I will be moving a motion for a ban on the hijab in schools up to Key Stage 3 at the Workers’ Liberty conference in December. I want to explain why.
The hijab isn’t just a piece of clothing, or even just a piece of religious clothing. It has strong political connotations with religious conservatism. It is closely associated with the notion of modesty, a sexist modesty which means women have to cover up to avoid arousing men. Martin Thomas correctly wrote in 2003, during a previous discussion within Workers’ Liberty:
“Whatever it is in an individual’s mind, socially and historically the hijab is not just a token of religious ideas.
“It represents and embodies women’s oppression. It defines the woman or girl who wears it as the property of the men (father, brothers, husband) to whom the right to see her unveiled is reserved. Wherever it becomes the norm, it is inseparable from the segregation and subordination of women.”
And this representation and embodiment of women’s oppression, defining women and girls as the property of men, is increasingly being worn by girls in primary school. The notion that girls under 11 must dress modestly or else risk arousing men is particularly abhorrent. The notion that any problem here is the woman or girl’s fault is a version of “she was asking for it” argument.
The hijab is not equivalent to a mini-skirt (no matter what the sexist societal pressures that maybe on women to bare their legs), let alone a hoodie. It is a political symbol. We cannot accept the hijab becoming the norm in our schools and thus allowing within them ‘the segregation and subordination of women’ (and girls).
As socialists we recognise there is much wrong with the education system and schools as they exist. However, we also recognise the immense potentially liberating power of schools. We fight for them to allow the pupils and students within them to find other potentials than the ones that their family and their communities see as the only possibilities for them.
We also fight to make schools spaces free from oppression. We recognise that often this means pressurising the government to intervene into schools. Recently we have seen this in the partial victory of the long running campaign to improve Relationship and Sex Education (RSE) in schools and to include LGBT+ education as part of this.
In terms of the hijab, we should make propaganda and campaign for the government to ban it in schools up to Key Stage 3 (up to age 14).
We should not campaign for individual school workers or individual schools to pursue a ban on the hijab. That would open doors to abuse and reaction. We are for governments, even bourgeois governments, acting to protect children against oppression and in favour of allowing them to be fully able to partake in education.
The argument has been made that some radical young women from Muslim backgrounds choose to wear the hijab as an act of rebellion/solidarity. This is exaggerated. It does happen, but normally it is women over 14. Young people who choose to align themselves with reaction in the misguided belief it is rebellion must be dissuaded. Where their decision has an effect on others, as the wearing of the hijab clearly does, they must be stopped.
Another argument made is that the effect of the ban would be that these girls and women would leave non-faith schools and go to Muslim schools where they can wear the hijab.
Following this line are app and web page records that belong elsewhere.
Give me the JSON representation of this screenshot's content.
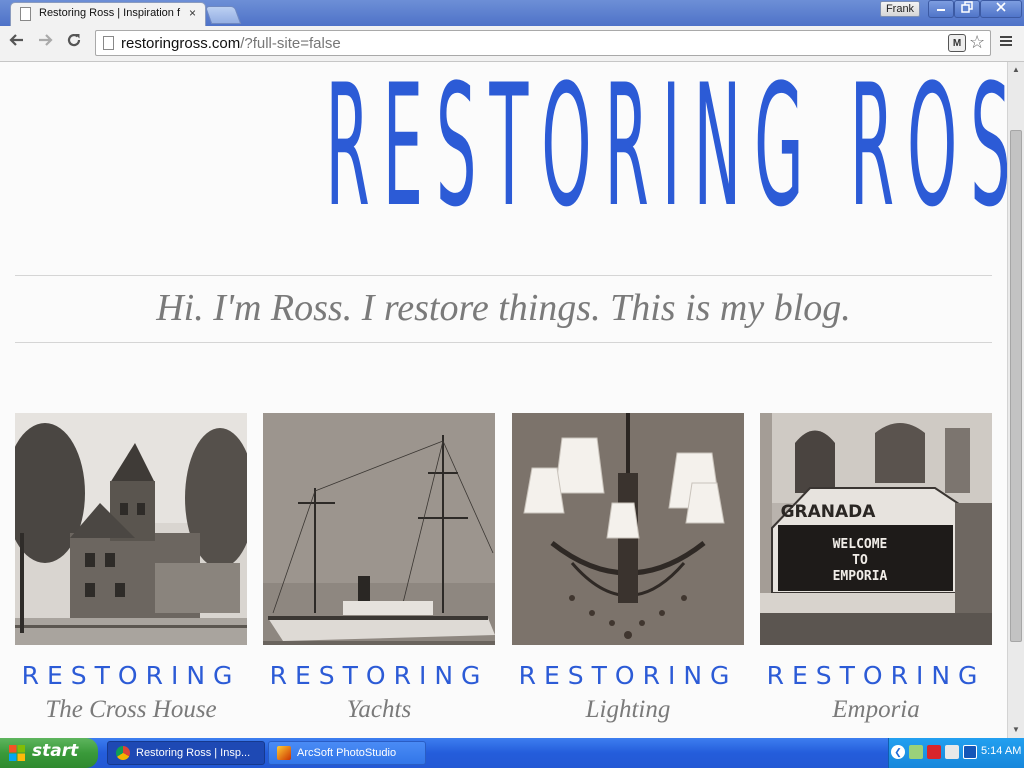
{
  "browser": {
    "tab_title": "Restoring Ross | Inspiration f",
    "tab_close": "×",
    "profile_name": "Frank",
    "url_host": "restoringross.com",
    "url_path": "/?full-site=false",
    "extension_badge": "M"
  },
  "page": {
    "site_title": "RESTORING ROSS",
    "tagline": "Hi. I'm Ross. I restore things. This is my blog.",
    "cards": [
      {
        "label": "RESTORING",
        "sub": "The Cross House"
      },
      {
        "label": "RESTORING",
        "sub": "Yachts"
      },
      {
        "label": "RESTORING",
        "sub": "Lighting"
      },
      {
        "label": "RESTORING",
        "sub": "Emporia"
      }
    ],
    "marquee": {
      "name": "GRANADA",
      "line1": "WELCOME",
      "line2": "TO",
      "line3": "EMPORIA"
    }
  },
  "taskbar": {
    "start_label": "start",
    "tasks": [
      {
        "label": "Restoring Ross | Insp..."
      },
      {
        "label": "ArcSoft PhotoStudio"
      }
    ],
    "clock": "5:14 AM"
  },
  "colors": {
    "title_blue": "#2c5bd6",
    "tagline_gray": "#7a7a7a",
    "taskbar_blue": "#245ddb",
    "start_green": "#3a9a3a"
  }
}
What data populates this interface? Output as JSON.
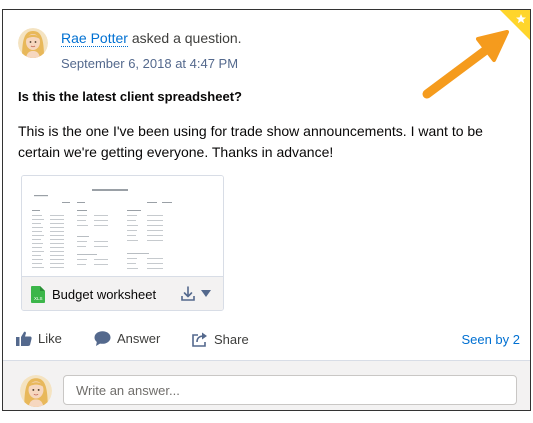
{
  "post": {
    "author": "Rae Potter",
    "action_text": "asked a question.",
    "timestamp": "September 6, 2018 at 4:47 PM",
    "title": "Is this the latest client spreadsheet?",
    "body": "This is the one I've been using for trade show announcements. I want to be certain we're getting everyone. Thanks in advance!"
  },
  "attachment": {
    "file_name": "Budget worksheet",
    "file_type": "excel-icon",
    "preview_title": "Budget Worksheet"
  },
  "actions": {
    "like": "Like",
    "answer": "Answer",
    "share": "Share",
    "seen_by": "Seen by 2"
  },
  "composer": {
    "placeholder": "Write an answer..."
  },
  "colors": {
    "link": "#0070d2",
    "arrow": "#f59b1d",
    "flag": "#ffd52b",
    "excel": "#3cb64a"
  }
}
Many of the reforms we fight for require additional actions to ensure they are effective. For instance, tax the rich will not work without capital controls and increased attempts to stop the bosses avoiding tax.
More tellingly, if we accepted this argument we would face the same argument when reactionaries opposed their children doing sport, Religious Education, science or RSE. When we now consider this argument in the light of the protests over the new RSE curriculum it clearly falls apart.
I hope no one would suggest sacrificing RSE to avoid school withdrawals.
Daniel Randall replies here.